[Dataset rows describing interfaces]
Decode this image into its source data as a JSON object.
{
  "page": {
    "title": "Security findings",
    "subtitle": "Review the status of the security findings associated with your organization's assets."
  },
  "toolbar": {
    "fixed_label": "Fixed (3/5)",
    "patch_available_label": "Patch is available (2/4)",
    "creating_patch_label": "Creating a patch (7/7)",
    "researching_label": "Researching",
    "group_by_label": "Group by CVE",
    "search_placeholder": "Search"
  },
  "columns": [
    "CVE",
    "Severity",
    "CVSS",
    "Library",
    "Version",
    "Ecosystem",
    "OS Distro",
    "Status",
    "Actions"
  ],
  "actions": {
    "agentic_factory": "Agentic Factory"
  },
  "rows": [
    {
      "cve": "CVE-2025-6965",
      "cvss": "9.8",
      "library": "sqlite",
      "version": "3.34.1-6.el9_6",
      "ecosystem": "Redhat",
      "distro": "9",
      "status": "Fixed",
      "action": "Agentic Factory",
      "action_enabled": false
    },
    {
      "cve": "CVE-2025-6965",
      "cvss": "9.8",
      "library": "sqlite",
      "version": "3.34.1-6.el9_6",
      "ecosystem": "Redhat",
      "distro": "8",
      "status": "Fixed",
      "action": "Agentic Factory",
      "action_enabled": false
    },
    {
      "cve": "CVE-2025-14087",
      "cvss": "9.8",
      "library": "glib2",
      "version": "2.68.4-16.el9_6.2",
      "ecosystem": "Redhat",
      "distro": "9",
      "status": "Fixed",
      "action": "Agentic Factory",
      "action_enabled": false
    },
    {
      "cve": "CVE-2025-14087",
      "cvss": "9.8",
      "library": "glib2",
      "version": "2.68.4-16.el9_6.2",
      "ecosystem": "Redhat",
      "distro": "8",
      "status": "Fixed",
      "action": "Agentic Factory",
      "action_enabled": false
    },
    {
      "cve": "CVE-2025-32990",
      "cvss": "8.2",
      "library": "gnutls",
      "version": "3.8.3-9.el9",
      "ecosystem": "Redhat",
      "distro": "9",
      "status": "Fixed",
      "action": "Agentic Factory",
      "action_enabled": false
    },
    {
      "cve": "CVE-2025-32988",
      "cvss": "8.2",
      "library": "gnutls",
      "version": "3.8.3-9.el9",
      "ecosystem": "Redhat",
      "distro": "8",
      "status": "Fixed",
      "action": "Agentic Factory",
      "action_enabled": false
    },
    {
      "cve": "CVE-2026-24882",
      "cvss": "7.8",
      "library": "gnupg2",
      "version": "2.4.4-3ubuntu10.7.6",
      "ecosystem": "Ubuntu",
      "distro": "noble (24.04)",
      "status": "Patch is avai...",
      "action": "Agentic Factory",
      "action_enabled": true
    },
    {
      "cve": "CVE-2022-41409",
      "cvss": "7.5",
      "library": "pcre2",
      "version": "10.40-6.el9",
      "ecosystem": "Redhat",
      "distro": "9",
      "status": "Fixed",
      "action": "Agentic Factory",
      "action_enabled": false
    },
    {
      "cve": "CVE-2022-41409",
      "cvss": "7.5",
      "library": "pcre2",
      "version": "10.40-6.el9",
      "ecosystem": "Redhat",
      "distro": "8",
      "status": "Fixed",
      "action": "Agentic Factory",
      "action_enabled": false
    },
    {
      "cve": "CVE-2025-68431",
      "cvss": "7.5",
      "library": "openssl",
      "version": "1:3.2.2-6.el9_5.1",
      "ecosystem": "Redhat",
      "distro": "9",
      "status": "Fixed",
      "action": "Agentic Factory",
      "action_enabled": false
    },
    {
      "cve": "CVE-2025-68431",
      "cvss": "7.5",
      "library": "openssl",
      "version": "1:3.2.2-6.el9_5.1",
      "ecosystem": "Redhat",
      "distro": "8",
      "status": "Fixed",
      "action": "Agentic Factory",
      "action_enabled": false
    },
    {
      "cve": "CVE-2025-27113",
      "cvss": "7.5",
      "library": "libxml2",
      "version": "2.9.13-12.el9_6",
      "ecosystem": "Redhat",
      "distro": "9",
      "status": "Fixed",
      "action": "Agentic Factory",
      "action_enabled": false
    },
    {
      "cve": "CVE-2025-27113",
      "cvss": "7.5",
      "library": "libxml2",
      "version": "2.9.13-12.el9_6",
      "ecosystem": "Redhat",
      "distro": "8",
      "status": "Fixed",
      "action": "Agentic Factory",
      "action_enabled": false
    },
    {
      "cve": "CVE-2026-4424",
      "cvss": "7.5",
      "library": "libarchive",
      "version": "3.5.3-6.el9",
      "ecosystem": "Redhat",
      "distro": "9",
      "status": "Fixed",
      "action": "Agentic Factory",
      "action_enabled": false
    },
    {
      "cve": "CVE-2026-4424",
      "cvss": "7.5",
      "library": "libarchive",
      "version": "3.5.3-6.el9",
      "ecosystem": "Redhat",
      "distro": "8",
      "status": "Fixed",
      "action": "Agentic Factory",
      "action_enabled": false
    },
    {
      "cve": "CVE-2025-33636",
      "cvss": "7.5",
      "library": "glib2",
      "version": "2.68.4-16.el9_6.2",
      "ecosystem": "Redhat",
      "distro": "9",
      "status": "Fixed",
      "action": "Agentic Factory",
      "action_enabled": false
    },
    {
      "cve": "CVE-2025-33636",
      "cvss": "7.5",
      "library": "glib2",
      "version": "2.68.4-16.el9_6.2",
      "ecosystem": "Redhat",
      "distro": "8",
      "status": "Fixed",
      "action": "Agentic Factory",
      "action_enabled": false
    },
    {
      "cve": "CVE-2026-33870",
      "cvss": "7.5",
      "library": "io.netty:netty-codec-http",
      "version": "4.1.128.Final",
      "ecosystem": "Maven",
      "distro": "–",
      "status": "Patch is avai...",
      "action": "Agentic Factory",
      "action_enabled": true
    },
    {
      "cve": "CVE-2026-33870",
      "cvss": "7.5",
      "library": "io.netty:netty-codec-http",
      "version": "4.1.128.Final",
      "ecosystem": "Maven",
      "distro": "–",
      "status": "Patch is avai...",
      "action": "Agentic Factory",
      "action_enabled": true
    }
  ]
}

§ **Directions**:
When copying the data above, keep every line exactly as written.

§ **Task answer**:
Decode this image into its source data as a JSON object.
{
  "page": {
    "title": "Security findings",
    "subtitle": "Review the status of the security findings associated with your organization's assets."
  },
  "toolbar": {
    "fixed_label": "Fixed (3/5)",
    "patch_available_label": "Patch is available (2/4)",
    "creating_patch_label": "Creating a patch (7/7)",
    "researching_label": "Researching",
    "group_by_label": "Group by CVE",
    "search_placeholder": "Search"
  },
  "columns": [
    "CVE",
    "Severity",
    "CVSS",
    "Library",
    "Version",
    "Ecosystem",
    "OS Distro",
    "Status",
    "Actions"
  ],
  "actions": {
    "agentic_factory": "Agentic Factory"
  },
  "rows": [
    {
      "cve": "CVE-2025-6965",
      "cvss": "9.8",
      "library": "sqlite",
      "version": "3.34.1-6.el9_6",
      "ecosystem": "Redhat",
      "distro": "9",
      "status": "Fixed",
      "action": "Agentic Factory",
      "action_enabled": false
    },
    {
      "cve": "CVE-2025-6965",
      "cvss": "9.8",
      "library": "sqlite",
      "version": "3.34.1-6.el9_6",
      "ecosystem": "Redhat",
      "distro": "8",
      "status": "Fixed",
      "action": "Agentic Factory",
      "action_enabled": false
    },
    {
      "cve": "CVE-2025-14087",
      "cvss": "9.8",
      "library": "glib2",
      "version": "2.68.4-16.el9_6.2",
      "ecosystem": "Redhat",
      "distro": "9",
      "status": "Fixed",
      "action": "Agentic Factory",
      "action_enabled": false
    },
    {
      "cve": "CVE-2025-14087",
      "cvss": "9.8",
      "library": "glib2",
      "version": "2.68.4-16.el9_6.2",
      "ecosystem": "Redhat",
      "distro": "8",
      "status": "Fixed",
      "action": "Agentic Factory",
      "action_enabled": false
    },
    {
      "cve": "CVE-2025-32990",
      "cvss": "8.2",
      "library": "gnutls",
      "version": "3.8.3-9.el9",
      "ecosystem": "Redhat",
      "distro": "9",
      "status": "Fixed",
      "action": "Agentic Factory",
      "action_enabled": false
    },
    {
      "cve": "CVE-2025-32988",
      "cvss": "8.2",
      "library": "gnutls",
      "version": "3.8.3-9.el9",
      "ecosystem": "Redhat",
      "distro": "8",
      "status": "Fixed",
      "action": "Agentic Factory",
      "action_enabled": false
    },
    {
      "cve": "CVE-2026-24882",
      "cvss": "7.8",
      "library": "gnupg2",
      "version": "2.4.4-3ubuntu10.7.6",
      "ecosystem": "Ubuntu",
      "distro": "noble (24.04)",
      "status": "Patch is avai...",
      "action": "Agentic Factory",
      "action_enabled": true
    },
    {
      "cve": "CVE-2022-41409",
      "cvss": "7.5",
      "library": "pcre2",
      "version": "10.40-6.el9",
      "ecosystem": "Redhat",
      "distro": "9",
      "status": "Fixed",
      "action": "Agentic Factory",
      "action_enabled": false
    },
    {
      "cve": "CVE-2022-41409",
      "cvss": "7.5",
      "library": "pcre2",
      "version": "10.40-6.el9",
      "ecosystem": "Redhat",
      "distro": "8",
      "status": "Fixed",
      "action": "Agentic Factory",
      "action_enabled": false
    },
    {
      "cve": "CVE-2025-68431",
      "cvss": "7.5",
      "library": "openssl",
      "version": "1:3.2.2-6.el9_5.1",
      "ecosystem": "Redhat",
      "distro": "9",
      "status": "Fixed",
      "action": "Agentic Factory",
      "action_enabled": false
    },
    {
      "cve": "CVE-2025-68431",
      "cvss": "7.5",
      "library": "openssl",
      "version": "1:3.2.2-6.el9_5.1",
      "ecosystem": "Redhat",
      "distro": "8",
      "status": "Fixed",
      "action": "Agentic Factory",
      "action_enabled": false
    },
    {
      "cve": "CVE-2025-27113",
      "cvss": "7.5",
      "library": "libxml2",
      "version": "2.9.13-12.el9_6",
      "ecosystem": "Redhat",
      "distro": "9",
      "status": "Fixed",
      "action": "Agentic Factory",
      "action_enabled": false
    },
    {
      "cve": "CVE-2025-27113",
      "cvss": "7.5",
      "library": "libxml2",
      "version": "2.9.13-12.el9_6",
      "ecosystem": "Redhat",
      "distro": "8",
      "status": "Fixed",
      "action": "Agentic Factory",
      "action_enabled": false
    },
    {
      "cve": "CVE-2026-4424",
      "cvss": "7.5",
      "library": "libarchive",
      "version": "3.5.3-6.el9",
      "ecosystem": "Redhat",
      "distro": "9",
      "status": "Fixed",
      "action": "Agentic Factory",
      "action_enabled": false
    },
    {
      "cve": "CVE-2026-4424",
      "cvss": "7.5",
      "library": "libarchive",
      "version": "3.5.3-6.el9",
      "ecosystem": "Redhat",
      "distro": "8",
      "status": "Fixed",
      "action": "Agentic Factory",
      "action_enabled": false
    },
    {
      "cve": "CVE-2025-33636",
      "cvss": "7.5",
      "library": "glib2",
      "version": "2.68.4-16.el9_6.2",
      "ecosystem": "Redhat",
      "distro": "9",
      "status": "Fixed",
      "action": "Agentic Factory",
      "action_enabled": false
    },
    {
      "cve": "CVE-2025-33636",
      "cvss": "7.5",
      "library": "glib2",
      "version": "2.68.4-16.el9_6.2",
      "ecosystem": "Redhat",
      "distro": "8",
      "status": "Fixed",
      "action": "Agentic Factory",
      "action_enabled": false
    },
    {
      "cve": "CVE-2026-33870",
      "cvss": "7.5",
      "library": "io.netty:netty-codec-http",
      "version": "4.1.128.Final",
      "ecosystem": "Maven",
      "distro": "–",
      "status": "Patch is avai...",
      "action": "Agentic Factory",
      "action_enabled": true
    },
    {
      "cve": "CVE-2026-33870",
      "cvss": "7.5",
      "library": "io.netty:netty-codec-http",
      "version": "4.1.128.Final",
      "ecosystem": "Maven",
      "distro": "–",
      "status": "Patch is avai...",
      "action": "Agentic Factory",
      "action_enabled": true
    }
  ]
}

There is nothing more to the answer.